The Charlotte crease will only get more crowded from this point, as the Hurricanes are still carrying three goalies for their preseason slate. With veteran Jeremy Smith more than likely being the one to head down to Charlotte prior to the start of the year, there will eventually be four goalies vying for two spots on the Checkers roster.

In the meantime, the message to the young netminders is simple.

“Just play your game,” said Vellucci, “Get used to the American League and make sure you’re ready.”

In other training camp news


The Checkers continue to boast a large number of skaters during camp, with several of them trying to earn themselves a spot on Charlotte’s roster for opening night. But there are only so many available slots.

“Like [Hurricanes GM] Ron Francis said earlier this year, we have a lot of competition this year,” said Vellucci. “There’s a lot of contracted guys and some of them are going to end up with Florida in the ECHL.”

Despite what some might think, heading down a level isn’t a death sentence. Far from it, in fact.

“I use [Josh] Wesley and [Clark] Bishop last year as examples,” said Vellucci. “Bish will tell you, he was disappointed, but when he went there he was a lot better when he came back. He was more prepared for the American League. Yeah it stinks at the beginning but as long as you have a good frame of mind and work at your game, when you come up you’re going to be ready and certain that you don’t want to go back. It’s not the end of the world, it’s a good opportunity.”
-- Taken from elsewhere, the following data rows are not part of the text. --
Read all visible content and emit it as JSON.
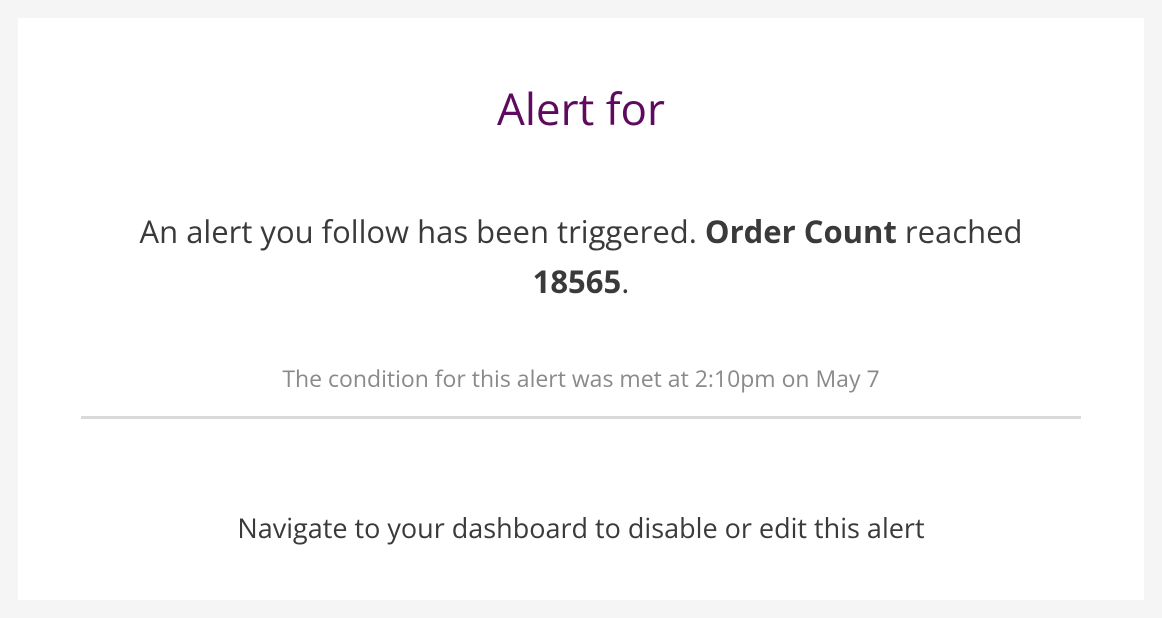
{
  "title": "Alert for",
  "body": {
    "intro": "An alert you follow has been triggered. ",
    "metric": "Order Count",
    "reached_word": " reached ",
    "value": "18565",
    "period": "."
  },
  "condition": "The condition for this alert was met at 2:10pm on May 7",
  "footer": "Navigate to your dashboard to disable or edit this alert"
}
Everblades head coach Brad Ralph, who has been on the ice for both training camp sessions thus far, has sculpted a strong team in Florida, and the Checkers look to utilize that to build up those fringe players who may not make the cut initially.

“We have a lot of competition here,” said Vellucci. “Whoever is going to survive right now is going to be here and whoever is not is going to go to Florida and try to get better and when it’s time to come back they’ll be ready.”


One of those players battling for a spot on the team is forward Nick Schilkey. The 23-year-old wrapped up an impressive four-year career at Ohio State last season and inked an AHL deal with the Checkers over the summer.

After an impressive stint at the prospect tournament in Traverse City last month, Schilkey earned himself a spot at Carolina’s training camp, the only AHL-contracted player there.

“I thought I had a really good camp up in Raleigh,” said Schilkey. “It was good to be up there, a good experience.”

Despite coming in as a rookie, that extended look helped give the Michigan native some familiarity going into Checkers camp.

“It was good to go to Traverse City and get to know a lot of the guys that are here,” said Schilkey. “Then obviously getting to play up there with that speed and detail was good to have that then come down here and make it translate. But I was excited to get down here and get after it with all these guys.”

Aside from his teammates, Schilkey has benefitted from spending considerable time in front of Vellucci, who has been on the ice throughout the rookie’s whole path.

“Up in Traverse City with him behind the bench, it was good to get to know how he’s going to be coaching,” said Schilkey.

All that is in the past now, however, and Schilkey is back to fighting to stay in Charlotte. As the number of players increases and impending cuts grow closer, the rookie knows what he needs to do to stand out.

“It’s just a matter of working hard every time you get on the ice, skating fast and playing how they want you to play, hard and fast,” said Schilkey. “That’s what they want you to do in these practices, then let the chips fall where they may.”